### [MATERIAL FOR THIS EXERCISE]
-=-=-

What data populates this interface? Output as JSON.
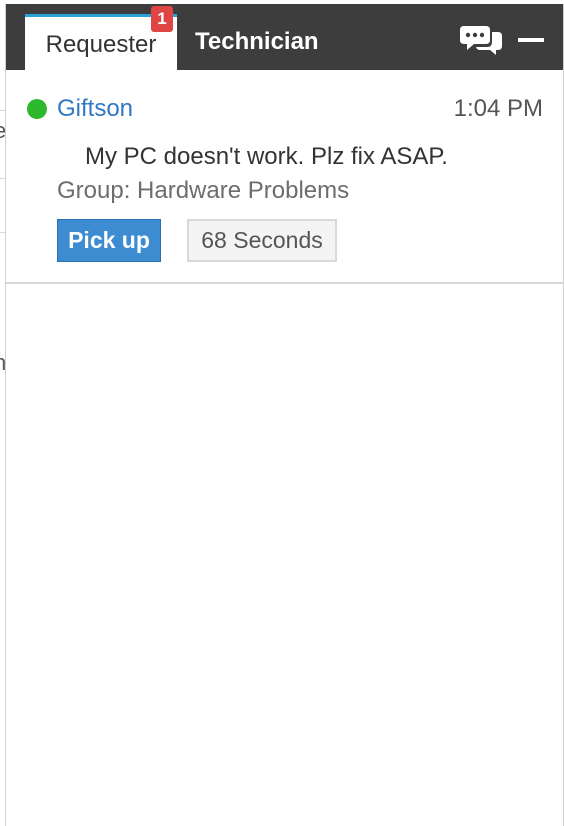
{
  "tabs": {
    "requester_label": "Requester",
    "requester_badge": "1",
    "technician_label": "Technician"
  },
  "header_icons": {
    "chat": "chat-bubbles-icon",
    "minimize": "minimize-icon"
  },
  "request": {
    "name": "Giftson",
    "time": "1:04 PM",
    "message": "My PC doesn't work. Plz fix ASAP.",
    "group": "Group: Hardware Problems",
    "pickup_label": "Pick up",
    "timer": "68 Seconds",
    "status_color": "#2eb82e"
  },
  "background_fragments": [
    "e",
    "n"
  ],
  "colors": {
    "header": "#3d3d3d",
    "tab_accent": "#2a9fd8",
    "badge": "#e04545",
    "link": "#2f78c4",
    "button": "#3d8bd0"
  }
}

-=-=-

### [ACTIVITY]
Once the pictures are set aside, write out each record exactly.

### [OUTPUT BELOW]
What data populates this interface? Output as JSON.
{
  "tabs": {
    "requester_label": "Requester",
    "requester_badge": "1",
    "technician_label": "Technician"
  },
  "header_icons": {
    "chat": "chat-bubbles-icon",
    "minimize": "minimize-icon"
  },
  "request": {
    "name": "Giftson",
    "time": "1:04 PM",
    "message": "My PC doesn't work. Plz fix ASAP.",
    "group": "Group: Hardware Problems",
    "pickup_label": "Pick up",
    "timer": "68 Seconds",
    "status_color": "#2eb82e"
  },
  "background_fragments": [
    "e",
    "n"
  ],
  "colors": {
    "header": "#3d3d3d",
    "tab_accent": "#2a9fd8",
    "badge": "#e04545",
    "link": "#2f78c4",
    "button": "#3d8bd0"
  }
}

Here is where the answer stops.